The Indian government’s demonetization plan has shaken up the society and caused significant impact on people’s everyday lives. Beside the shift to a more digital nation and its benefits as a result of abandoning cash, there are additional benefits for specific parties in the economy.
Digital payment providers, primarily banks and wallet companies, are the biggest beneficiaries from people moving over to digital payment channels. But one type of organization has been overlooked that has the opportunity to do both societal good and grow their revenue: mobile operators.
Mobile operators are the largest consumer-facing organizations in India. Telenor, India’s 8th largest mobile operator, has over 2000 retail locations across the country. By comparison, Big Bazaar operates only some 200 hypermarkets. This significant physical presence could be used as a logistical support channel for moving the country over to digital payments. Carriers also have a direct communication channel with 1 billion people who are their subscribers. This means information on demonetization can be distributed through mobile operators as well.
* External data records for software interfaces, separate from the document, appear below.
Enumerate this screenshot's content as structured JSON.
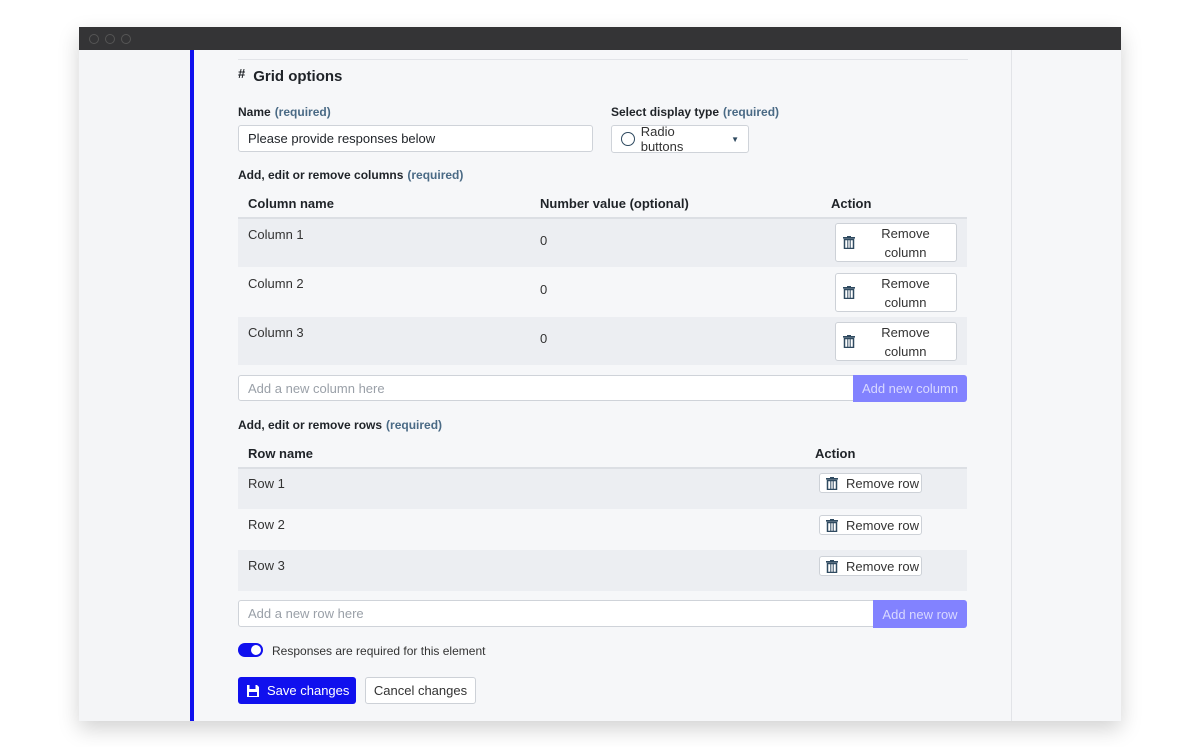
{
  "section": {
    "title": "Grid options",
    "icon": "hash-icon"
  },
  "name_field": {
    "label": "Name",
    "required": "(required)",
    "value": "Please provide responses below"
  },
  "display_type": {
    "label": "Select display type",
    "required": "(required)",
    "value": "Radio buttons"
  },
  "columns": {
    "label": "Add, edit or remove columns",
    "required": "(required)",
    "headers": [
      "Column name",
      "Number value (optional)",
      "Action"
    ],
    "rows": [
      {
        "name": "Column 1",
        "value": "0"
      },
      {
        "name": "Column 2",
        "value": "0"
      },
      {
        "name": "Column 3",
        "value": "0"
      }
    ],
    "remove_label_1": "Remove",
    "remove_label_2": "column",
    "add_placeholder": "Add a new column here",
    "add_button": "Add new column"
  },
  "rows": {
    "label": "Add, edit or remove rows",
    "required": "(required)",
    "headers": [
      "Row name",
      "Action"
    ],
    "rows": [
      {
        "name": "Row 1"
      },
      {
        "name": "Row 2"
      },
      {
        "name": "Row 3"
      }
    ],
    "remove_label": "Remove row",
    "add_placeholder": "Add a new row here",
    "add_button": "Add new row"
  },
  "required_toggle": {
    "label": "Responses are required for this element",
    "on": true
  },
  "actions": {
    "save": "Save changes",
    "cancel": "Cancel changes"
  },
  "colors": {
    "accent": "#1010ee",
    "add_button": "#8282ff"
  }
}
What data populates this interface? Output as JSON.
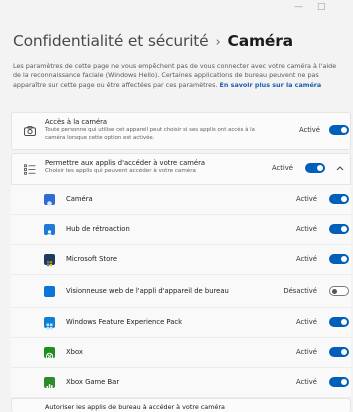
{
  "window": {
    "controls": [
      "—",
      "□"
    ]
  },
  "breadcrumb": {
    "parent": "Confidentialité et sécurité",
    "separator": "›",
    "current": "Caméra"
  },
  "description": {
    "text": "Les paramètres de cette page ne vous empêchent pas de vous connecter avec votre caméra à l'aide de la reconnaissance faciale (Windows Hello). Certaines applications de bureau peuvent ne pas apparaître sur cette page ou être affectées par ces paramètres.",
    "link": "En savoir plus sur la caméra"
  },
  "camera_access": {
    "title": "Accès à la caméra",
    "subtitle": "Toute personne qui utilise cet appareil peut choisir si ses applis ont accès à la caméra lorsque cette option est activée.",
    "state": "Activé",
    "on": true
  },
  "apps_access": {
    "title": "Permettre aux applis d'accéder à votre caméra",
    "subtitle": "Choisir les applis qui peuvent accéder à votre caméra",
    "state": "Activé",
    "on": true
  },
  "apps": [
    {
      "name": "Caméra",
      "state": "Activé",
      "on": true,
      "icon": "camera-app-icon",
      "color": "#2f6bd0"
    },
    {
      "name": "Hub de rétroaction",
      "state": "Activé",
      "on": true,
      "icon": "feedback-hub-icon",
      "color": "#1e7ad6"
    },
    {
      "name": "Microsoft Store",
      "state": "Activé",
      "on": true,
      "icon": "store-icon",
      "color": "#1f3a5c"
    },
    {
      "name": "Visionneuse web de l'appli d'appareil de bureau",
      "state": "Désactivé",
      "on": false,
      "icon": "webview-icon",
      "color": "#0a74d8"
    },
    {
      "name": "Windows Feature Experience Pack",
      "state": "Activé",
      "on": true,
      "icon": "feature-pack-icon",
      "color": "#0e7fd1"
    },
    {
      "name": "Xbox",
      "state": "Activé",
      "on": true,
      "icon": "xbox-icon",
      "color": "#1f8f1f"
    },
    {
      "name": "Xbox Game Bar",
      "state": "Activé",
      "on": true,
      "icon": "game-bar-icon",
      "color": "#2f8a2f"
    }
  ],
  "desktop_apps_partial": "Autoriser les applis de bureau à accéder à votre caméra",
  "colors": {
    "accent": "#005fb8",
    "link": "#1a5fb4"
  }
}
But beyond the capability to provide logistical support in the transition, carriers have been presented with an opportunity to become a solution to what the government is trying to achieve. Namely, actively leveraging their financial relationship with their subscribers to move beyond topping up their SIM cards. So far, this has not taken off in India, with carrier wallets being used by only a small fraction of the population. In Africa by contrast, 22% of all users have a mobile money account, a majority of these being operated by carriers with the most notable one being Vodafone m-Pesa.
With 90% of transactions in India still being conducted in cash - and thus not moving through banks - there is a tremendous market for carriers now up for the grabbing. Digital transactions anyway assume that people have access to devices (smartphones) and connections (mobile data) to move their money. So it makes sense that carriers also get involved in the movement of money itself as well.
The window for taking up action on this is rather thin. Those companies who are already well positioned in the digital payments industry, such as PayTM, will be able to react and onboard new customers fast. But carriers have the logistical presence to gain a competitive edge here. Otherwise, they lose the market.
This is something that has for example happened in the digital content segment in other parts of the world. For example, applications are downloaded and consumed from Google Play’s app store with devices bought by carriers and consumed using their networks. At the same time, very little of the money ($10 billion in 2014) processed moves through the carriers and instead goes to credit card companies. But the opportunity is not just with digital content or app stores, in India’s demonetisation context it provides the opportunity to become the de facto payment provider for anything and everything. Much like with m-Pesa, point-of-sale and utilities payments as well as peer-to-peer transfers could move through carriers instead.
Currently the banking system is favoured by the government to take on the responsibility of being the digital payment processor, with moves like 2FA being removed for small-ticket transactions for card-based payments, something which is unfairly still applied to payments going through the carrier’s infrastructure. But legislative changes must be made here that make it easier for carriers to also become financial services providers.
As mentioned earlier, access to devices and mobile data are key to getting digital payments off the ground. Today, a majority of the population is still using smartphones and lacks access to mobile data. It is not a surprise that the best connected countries in the world are also the ones that are well off. The carriers role in the financial ecosystem in India is more important than in most other countries, the question going forward is whether the carriers themselves and the government realize it.